» Work to complete:
Please reproduce all the records exactly while leaving out their pictures.

(Stored entries)
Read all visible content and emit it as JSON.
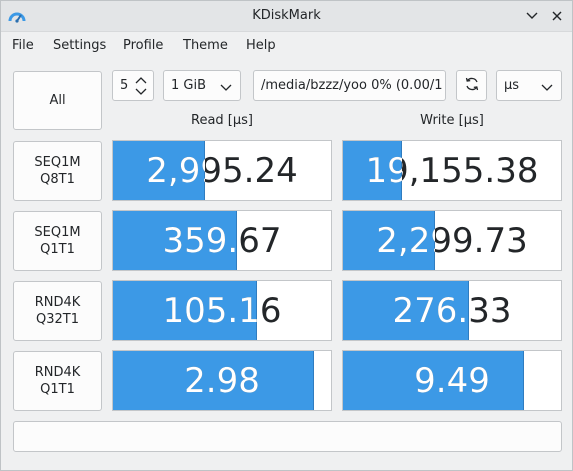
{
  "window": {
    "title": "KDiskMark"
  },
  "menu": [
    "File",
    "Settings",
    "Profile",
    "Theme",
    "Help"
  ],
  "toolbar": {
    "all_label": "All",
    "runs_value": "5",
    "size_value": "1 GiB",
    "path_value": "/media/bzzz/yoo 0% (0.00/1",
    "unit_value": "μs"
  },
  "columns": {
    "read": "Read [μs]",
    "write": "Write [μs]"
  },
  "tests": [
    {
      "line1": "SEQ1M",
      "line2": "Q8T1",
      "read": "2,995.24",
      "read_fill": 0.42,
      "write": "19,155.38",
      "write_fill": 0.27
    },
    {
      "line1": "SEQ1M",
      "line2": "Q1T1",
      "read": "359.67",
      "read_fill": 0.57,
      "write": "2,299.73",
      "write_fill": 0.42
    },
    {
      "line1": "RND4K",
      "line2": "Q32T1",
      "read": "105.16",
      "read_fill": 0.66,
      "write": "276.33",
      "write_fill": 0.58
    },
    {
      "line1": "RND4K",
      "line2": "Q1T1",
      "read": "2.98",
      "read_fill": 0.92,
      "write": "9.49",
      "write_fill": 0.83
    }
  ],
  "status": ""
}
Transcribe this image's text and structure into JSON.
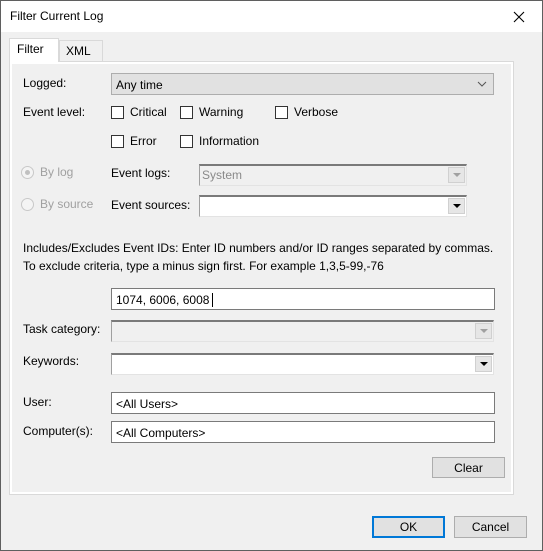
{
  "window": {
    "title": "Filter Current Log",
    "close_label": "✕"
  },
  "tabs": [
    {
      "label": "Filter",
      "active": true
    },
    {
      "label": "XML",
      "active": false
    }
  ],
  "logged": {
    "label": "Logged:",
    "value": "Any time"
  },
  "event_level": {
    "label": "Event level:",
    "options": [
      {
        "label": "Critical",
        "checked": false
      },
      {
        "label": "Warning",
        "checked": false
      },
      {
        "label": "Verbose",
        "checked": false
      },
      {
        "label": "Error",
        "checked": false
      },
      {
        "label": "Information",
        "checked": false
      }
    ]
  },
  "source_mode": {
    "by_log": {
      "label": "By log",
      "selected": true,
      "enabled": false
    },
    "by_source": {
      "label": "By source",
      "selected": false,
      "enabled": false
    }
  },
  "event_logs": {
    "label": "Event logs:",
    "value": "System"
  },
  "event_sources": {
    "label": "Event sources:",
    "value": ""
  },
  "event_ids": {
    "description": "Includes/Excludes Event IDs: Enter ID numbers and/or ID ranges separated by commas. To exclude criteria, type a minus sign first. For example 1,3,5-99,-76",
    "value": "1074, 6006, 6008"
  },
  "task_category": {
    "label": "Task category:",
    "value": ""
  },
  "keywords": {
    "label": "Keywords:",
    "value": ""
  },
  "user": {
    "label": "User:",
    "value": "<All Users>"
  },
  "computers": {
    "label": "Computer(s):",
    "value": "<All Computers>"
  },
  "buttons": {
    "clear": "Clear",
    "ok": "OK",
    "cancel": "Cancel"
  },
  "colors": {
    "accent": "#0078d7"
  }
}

» Response area:
Read all visible content and emit it as JSON.
{
  "window": {
    "title": "KDiskMark"
  },
  "menu": [
    "File",
    "Settings",
    "Profile",
    "Theme",
    "Help"
  ],
  "toolbar": {
    "all_label": "All",
    "runs_value": "5",
    "size_value": "1 GiB",
    "path_value": "/media/bzzz/yoo 0% (0.00/1",
    "unit_value": "μs"
  },
  "columns": {
    "read": "Read [μs]",
    "write": "Write [μs]"
  },
  "tests": [
    {
      "line1": "SEQ1M",
      "line2": "Q8T1",
      "read": "2,995.24",
      "read_fill": 0.42,
      "write": "19,155.38",
      "write_fill": 0.27
    },
    {
      "line1": "SEQ1M",
      "line2": "Q1T1",
      "read": "359.67",
      "read_fill": 0.57,
      "write": "2,299.73",
      "write_fill": 0.42
    },
    {
      "line1": "RND4K",
      "line2": "Q32T1",
      "read": "105.16",
      "read_fill": 0.66,
      "write": "276.33",
      "write_fill": 0.58
    },
    {
      "line1": "RND4K",
      "line2": "Q1T1",
      "read": "2.98",
      "read_fill": 0.92,
      "write": "9.49",
      "write_fill": 0.83
    }
  ],
  "status": ""
}
Transcribe this image's text and structure into JSON.
{
  "window": {
    "title": "Filter Current Log",
    "close_label": "✕"
  },
  "tabs": [
    {
      "label": "Filter",
      "active": true
    },
    {
      "label": "XML",
      "active": false
    }
  ],
  "logged": {
    "label": "Logged:",
    "value": "Any time"
  },
  "event_level": {
    "label": "Event level:",
    "options": [
      {
        "label": "Critical",
        "checked": false
      },
      {
        "label": "Warning",
        "checked": false
      },
      {
        "label": "Verbose",
        "checked": false
      },
      {
        "label": "Error",
        "checked": false
      },
      {
        "label": "Information",
        "checked": false
      }
    ]
  },
  "source_mode": {
    "by_log": {
      "label": "By log",
      "selected": true,
      "enabled": false
    },
    "by_source": {
      "label": "By source",
      "selected": false,
      "enabled": false
    }
  },
  "event_logs": {
    "label": "Event logs:",
    "value": "System"
  },
  "event_sources": {
    "label": "Event sources:",
    "value": ""
  },
  "event_ids": {
    "description": "Includes/Excludes Event IDs: Enter ID numbers and/or ID ranges separated by commas. To exclude criteria, type a minus sign first. For example 1,3,5-99,-76",
    "value": "1074, 6006, 6008"
  },
  "task_category": {
    "label": "Task category:",
    "value": ""
  },
  "keywords": {
    "label": "Keywords:",
    "value": ""
  },
  "user": {
    "label": "User:",
    "value": "<All Users>"
  },
  "computers": {
    "label": "Computer(s):",
    "value": "<All Computers>"
  },
  "buttons": {
    "clear": "Clear",
    "ok": "OK",
    "cancel": "Cancel"
  },
  "colors": {
    "accent": "#0078d7"
  }
}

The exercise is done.